INPUT MATERIAL START
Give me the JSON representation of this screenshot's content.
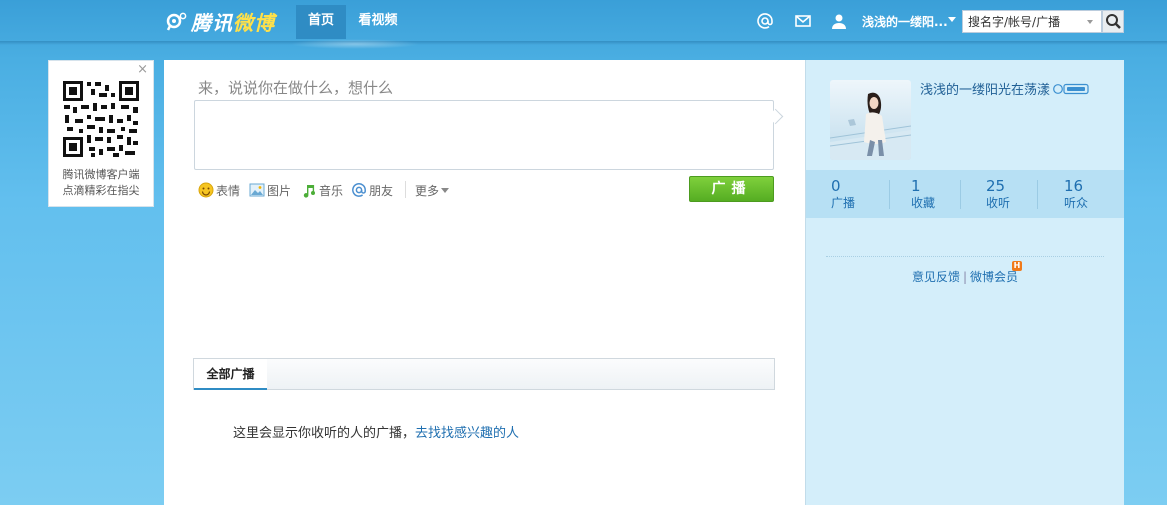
{
  "header": {
    "logo_text_part1": "腾讯",
    "logo_text_part2": "微博",
    "nav": [
      {
        "label": "首页",
        "active": true
      },
      {
        "label": "看视频",
        "active": false
      }
    ],
    "user_name": "浅浅的一缕阳...",
    "search_placeholder": "搜名字/帐号/广播"
  },
  "qr_card": {
    "close": "×",
    "caption_line1": "腾讯微博客户端",
    "caption_line2": "点滴精彩在指尖"
  },
  "composer": {
    "prompt": "来，说说你在做什么，想什么",
    "tools": [
      {
        "label": "表情",
        "icon": "smile-icon"
      },
      {
        "label": "图片",
        "icon": "image-icon"
      },
      {
        "label": "音乐",
        "icon": "music-icon"
      },
      {
        "label": "朋友",
        "icon": "at-icon"
      }
    ],
    "more_label": "更多",
    "submit_label": "广播"
  },
  "feed": {
    "tab_all": "全部广播",
    "empty_text": "这里会显示你收听的人的广播，",
    "empty_link": "去找找感兴趣的人"
  },
  "profile": {
    "name": "浅浅的一缕阳光在荡漾",
    "stats": [
      {
        "value": "0",
        "label": "广播"
      },
      {
        "value": "1",
        "label": "收藏"
      },
      {
        "value": "25",
        "label": "收听"
      },
      {
        "value": "16",
        "label": "听众"
      }
    ],
    "feedback_link": "意见反馈",
    "vip_link": "微博会员",
    "vip_badge": "H"
  },
  "colors": {
    "accent_blue": "#2f8cc4",
    "submit_green": "#62b82a",
    "link_blue": "#1f6fb0"
  }
}
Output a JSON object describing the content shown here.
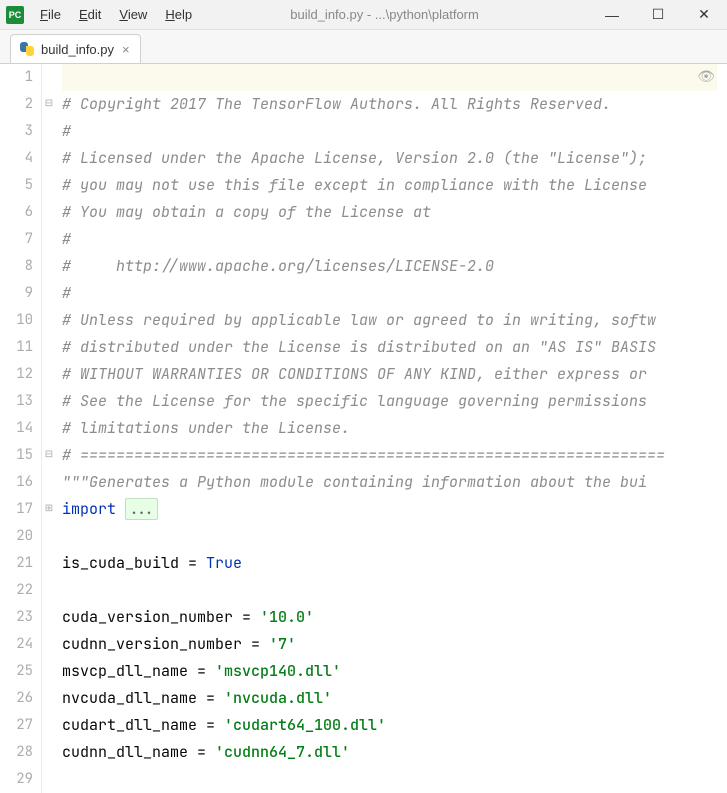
{
  "app_icon_text": "PC",
  "menubar": {
    "file": "File",
    "edit": "Edit",
    "view": "View",
    "help": "Help"
  },
  "window_title": "build_info.py - ...\\python\\platform",
  "tab": {
    "label": "build_info.py",
    "close": "×"
  },
  "window_controls": {
    "min": "—",
    "max": "☐",
    "close": "✕"
  },
  "inspection_icon": "👁",
  "line_numbers": [
    "1",
    "2",
    "3",
    "4",
    "5",
    "6",
    "7",
    "8",
    "9",
    "10",
    "11",
    "12",
    "13",
    "14",
    "15",
    "16",
    "17",
    "20",
    "21",
    "22",
    "23",
    "24",
    "25",
    "26",
    "27",
    "28",
    "29"
  ],
  "fold_marks": [
    {
      "line_index": 1,
      "glyph": "⊟"
    },
    {
      "line_index": 14,
      "glyph": "⊟"
    },
    {
      "line_index": 16,
      "glyph": "⊞"
    }
  ],
  "code_lines": [
    {
      "type": "blank",
      "hl": true,
      "text": ""
    },
    {
      "type": "comment",
      "text": "# Copyright 2017 The TensorFlow Authors. All Rights Reserved."
    },
    {
      "type": "comment",
      "text": "#"
    },
    {
      "type": "comment",
      "text": "# Licensed under the Apache License, Version 2.0 (the \"License\");"
    },
    {
      "type": "comment",
      "text": "# you may not use this file except in compliance with the License"
    },
    {
      "type": "comment",
      "text": "# You may obtain a copy of the License at"
    },
    {
      "type": "comment",
      "text": "#"
    },
    {
      "type": "comment",
      "text": "#     http://www.apache.org/licenses/LICENSE-2.0"
    },
    {
      "type": "comment",
      "text": "#"
    },
    {
      "type": "comment",
      "text": "# Unless required by applicable law or agreed to in writing, softw"
    },
    {
      "type": "comment",
      "text": "# distributed under the License is distributed on an \"AS IS\" BASIS"
    },
    {
      "type": "comment",
      "text": "# WITHOUT WARRANTIES OR CONDITIONS OF ANY KIND, either express or "
    },
    {
      "type": "comment",
      "text": "# See the License for the specific language governing permissions "
    },
    {
      "type": "comment",
      "text": "# limitations under the License."
    },
    {
      "type": "comment",
      "text": "# ================================================================="
    },
    {
      "type": "docstring",
      "text": "\"\"\"Generates a Python module containing information about the bui"
    },
    {
      "type": "fold",
      "prefix": "import ",
      "fold": "..."
    },
    {
      "type": "blank",
      "text": ""
    },
    {
      "type": "assign_kw",
      "lhs": "is_cuda_build = ",
      "kw": "True"
    },
    {
      "type": "blank",
      "text": ""
    },
    {
      "type": "assign_str",
      "lhs": "cuda_version_number = ",
      "str": "'10.0'"
    },
    {
      "type": "assign_str",
      "lhs": "cudnn_version_number = ",
      "str": "'7'"
    },
    {
      "type": "assign_str",
      "lhs": "msvcp_dll_name = ",
      "str": "'msvcp140.dll'"
    },
    {
      "type": "assign_str",
      "lhs": "nvcuda_dll_name = ",
      "str": "'nvcuda.dll'"
    },
    {
      "type": "assign_str",
      "lhs": "cudart_dll_name = ",
      "str": "'cudart64_100.dll'"
    },
    {
      "type": "assign_str",
      "lhs": "cudnn_dll_name = ",
      "str": "'cudnn64_7.dll'"
    },
    {
      "type": "blank",
      "text": ""
    }
  ]
}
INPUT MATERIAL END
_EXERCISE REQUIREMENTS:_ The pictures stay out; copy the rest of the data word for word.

_WRITTEN SOLUTION:_
Give me the JSON representation of this screenshot's content.
{
  "header": {
    "logo_text_part1": "腾讯",
    "logo_text_part2": "微博",
    "nav": [
      {
        "label": "首页",
        "active": true
      },
      {
        "label": "看视频",
        "active": false
      }
    ],
    "user_name": "浅浅的一缕阳...",
    "search_placeholder": "搜名字/帐号/广播"
  },
  "qr_card": {
    "close": "×",
    "caption_line1": "腾讯微博客户端",
    "caption_line2": "点滴精彩在指尖"
  },
  "composer": {
    "prompt": "来，说说你在做什么，想什么",
    "tools": [
      {
        "label": "表情",
        "icon": "smile-icon"
      },
      {
        "label": "图片",
        "icon": "image-icon"
      },
      {
        "label": "音乐",
        "icon": "music-icon"
      },
      {
        "label": "朋友",
        "icon": "at-icon"
      }
    ],
    "more_label": "更多",
    "submit_label": "广播"
  },
  "feed": {
    "tab_all": "全部广播",
    "empty_text": "这里会显示你收听的人的广播，",
    "empty_link": "去找找感兴趣的人"
  },
  "profile": {
    "name": "浅浅的一缕阳光在荡漾",
    "stats": [
      {
        "value": "0",
        "label": "广播"
      },
      {
        "value": "1",
        "label": "收藏"
      },
      {
        "value": "25",
        "label": "收听"
      },
      {
        "value": "16",
        "label": "听众"
      }
    ],
    "feedback_link": "意见反馈",
    "vip_link": "微博会员",
    "vip_badge": "H"
  },
  "colors": {
    "accent_blue": "#2f8cc4",
    "submit_green": "#62b82a",
    "link_blue": "#1f6fb0"
  }
}
Output a JSON object describing the content shown here.
{
  "app_icon_text": "PC",
  "menubar": {
    "file": "File",
    "edit": "Edit",
    "view": "View",
    "help": "Help"
  },
  "window_title": "build_info.py - ...\\python\\platform",
  "tab": {
    "label": "build_info.py",
    "close": "×"
  },
  "window_controls": {
    "min": "—",
    "max": "☐",
    "close": "✕"
  },
  "inspection_icon": "👁",
  "line_numbers": [
    "1",
    "2",
    "3",
    "4",
    "5",
    "6",
    "7",
    "8",
    "9",
    "10",
    "11",
    "12",
    "13",
    "14",
    "15",
    "16",
    "17",
    "20",
    "21",
    "22",
    "23",
    "24",
    "25",
    "26",
    "27",
    "28",
    "29"
  ],
  "fold_marks": [
    {
      "line_index": 1,
      "glyph": "⊟"
    },
    {
      "line_index": 14,
      "glyph": "⊟"
    },
    {
      "line_index": 16,
      "glyph": "⊞"
    }
  ],
  "code_lines": [
    {
      "type": "blank",
      "hl": true,
      "text": ""
    },
    {
      "type": "comment",
      "text": "# Copyright 2017 The TensorFlow Authors. All Rights Reserved."
    },
    {
      "type": "comment",
      "text": "#"
    },
    {
      "type": "comment",
      "text": "# Licensed under the Apache License, Version 2.0 (the \"License\");"
    },
    {
      "type": "comment",
      "text": "# you may not use this file except in compliance with the License"
    },
    {
      "type": "comment",
      "text": "# You may obtain a copy of the License at"
    },
    {
      "type": "comment",
      "text": "#"
    },
    {
      "type": "comment",
      "text": "#     http://www.apache.org/licenses/LICENSE-2.0"
    },
    {
      "type": "comment",
      "text": "#"
    },
    {
      "type": "comment",
      "text": "# Unless required by applicable law or agreed to in writing, softw"
    },
    {
      "type": "comment",
      "text": "# distributed under the License is distributed on an \"AS IS\" BASIS"
    },
    {
      "type": "comment",
      "text": "# WITHOUT WARRANTIES OR CONDITIONS OF ANY KIND, either express or "
    },
    {
      "type": "comment",
      "text": "# See the License for the specific language governing permissions "
    },
    {
      "type": "comment",
      "text": "# limitations under the License."
    },
    {
      "type": "comment",
      "text": "# ================================================================="
    },
    {
      "type": "docstring",
      "text": "\"\"\"Generates a Python module containing information about the bui"
    },
    {
      "type": "fold",
      "prefix": "import ",
      "fold": "..."
    },
    {
      "type": "blank",
      "text": ""
    },
    {
      "type": "assign_kw",
      "lhs": "is_cuda_build = ",
      "kw": "True"
    },
    {
      "type": "blank",
      "text": ""
    },
    {
      "type": "assign_str",
      "lhs": "cuda_version_number = ",
      "str": "'10.0'"
    },
    {
      "type": "assign_str",
      "lhs": "cudnn_version_number = ",
      "str": "'7'"
    },
    {
      "type": "assign_str",
      "lhs": "msvcp_dll_name = ",
      "str": "'msvcp140.dll'"
    },
    {
      "type": "assign_str",
      "lhs": "nvcuda_dll_name = ",
      "str": "'nvcuda.dll'"
    },
    {
      "type": "assign_str",
      "lhs": "cudart_dll_name = ",
      "str": "'cudart64_100.dll'"
    },
    {
      "type": "assign_str",
      "lhs": "cudnn_dll_name = ",
      "str": "'cudnn64_7.dll'"
    },
    {
      "type": "blank",
      "text": ""
    }
  ]
}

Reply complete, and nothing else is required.